Your Turn: Data Quality and Integrity which was more of an interactive session when asked the question “What would a National Patient Identifier be useful for?” most attendees in audience felt that it would help with information sharing
Predictive Analytics: A Foundation for Care Management presented by Jessica Taylor, RN and Amber Sloat, RN I saw that while California has been thinking about and preparing for value based care for some time, the rest of the country is just coming around to the idea. The hospital that these Nurses work for are doing some very innovative things, but they’re things that we’ve been doing for years. The one thing they did seem to have that we don’t is an active HIE that helps to keep track of patients in near real time. I would love to have! One of the benefits of a smaller state perhaps (they were from Maine)?
A model of data maturity to support predictive analytics presented by Daniel O’Malley, MS was full of lots of charts and diagrams on what the University of Virginia was doing, but it was short on how they got there. I would have liked to have seen more information on roadblocks that they encountered during each of the stages of the maturity. That being said, because the presentation has the charts and diagrams, I feel like I’ll be able to get something out of the talk that will help back at work.
Emerging Impacts on Artificial Intelligence on Healthcare IT presented by James Golden, Ph.D. and Christopher Ross, MBA. They had a statistic that 30% of all data in the world is healthcare data! That was simply amazing to me. They also had data showing that medical knowledge doubles every THREE years. This means that between the time you started medical school and the time you were a full fledged doctor the amount of medical knowledge could have increased 4 to 8 fold! How can anyone keep up with that kind of knowledge growth?
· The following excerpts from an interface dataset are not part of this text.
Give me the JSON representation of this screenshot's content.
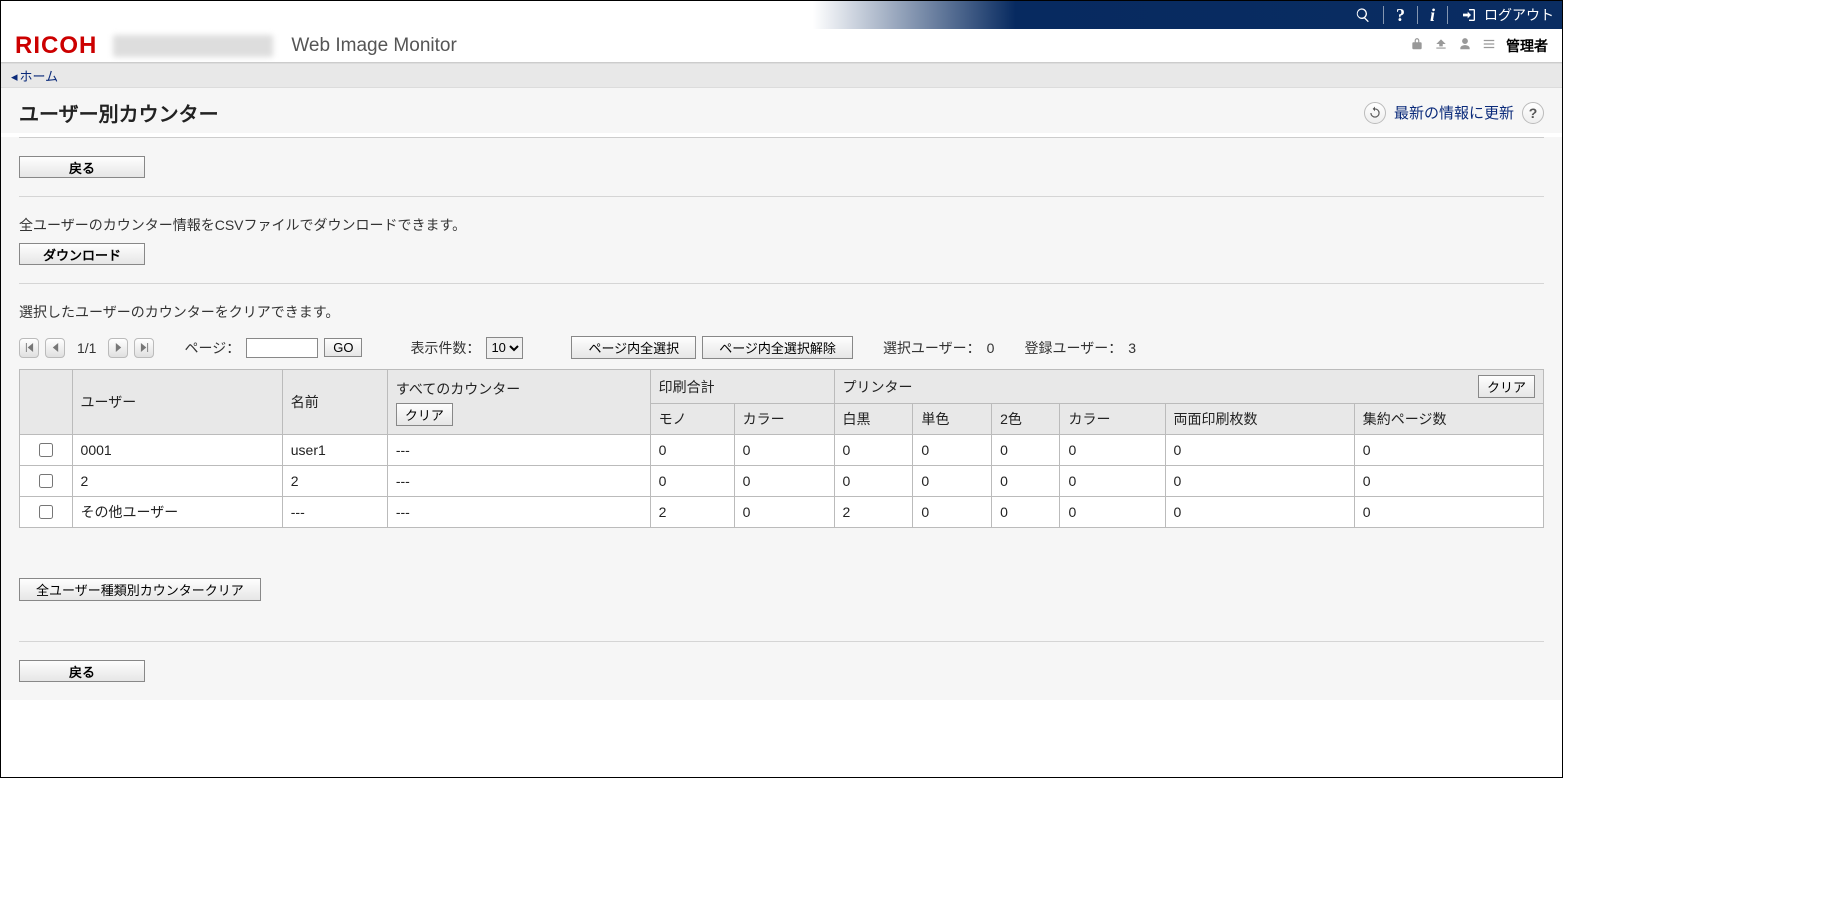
{
  "topbar": {
    "logout_label": "ログアウト"
  },
  "header": {
    "brand": "RICOH",
    "app_title": "Web Image Monitor",
    "admin_label": "管理者"
  },
  "breadcrumb": {
    "home": "ホーム"
  },
  "page": {
    "title": "ユーザー別カウンター",
    "refresh_label": "最新の情報に更新"
  },
  "buttons": {
    "back": "戻る",
    "download": "ダウンロード",
    "go": "GO",
    "select_all": "ページ内全選択",
    "deselect_all": "ページ内全選択解除",
    "clear": "クリア",
    "clear_all_types": "全ユーザー種類別カウンタークリア"
  },
  "desc": {
    "csv": "全ユーザーのカウンター情報をCSVファイルでダウンロードできます。",
    "clear": "選択したユーザーのカウンターをクリアできます。"
  },
  "pager": {
    "current": "1/1",
    "page_label": "ページ：",
    "items_label": "表示件数：",
    "items_value": "10",
    "selected_label": "選択ユーザー：",
    "selected_value": "0",
    "registered_label": "登録ユーザー：",
    "registered_value": "3"
  },
  "table": {
    "headers": {
      "user": "ユーザー",
      "name": "名前",
      "all_counters": "すべてのカウンター",
      "print_total": "印刷合計",
      "printer": "プリンター",
      "mono": "モノ",
      "color": "カラー",
      "bw": "白黒",
      "single_color": "単色",
      "two_color": "2色",
      "color2": "カラー",
      "duplex": "両面印刷枚数",
      "npages": "集約ページ数"
    },
    "rows": [
      {
        "user": "0001",
        "name": "user1",
        "all": "---",
        "mono": "0",
        "color": "0",
        "bw": "0",
        "single": "0",
        "two": "0",
        "color2": "0",
        "duplex": "0",
        "npages": "0"
      },
      {
        "user": "2",
        "name": "2",
        "all": "---",
        "mono": "0",
        "color": "0",
        "bw": "0",
        "single": "0",
        "two": "0",
        "color2": "0",
        "duplex": "0",
        "npages": "0"
      },
      {
        "user": "その他ユーザー",
        "name": "---",
        "all": "---",
        "mono": "2",
        "color": "0",
        "bw": "2",
        "single": "0",
        "two": "0",
        "color2": "0",
        "duplex": "0",
        "npages": "0"
      }
    ]
  }
}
The simple answer is that they can’t and that’s why AI and ML are so important for medicine. But equally important is how the AI/ML are trained.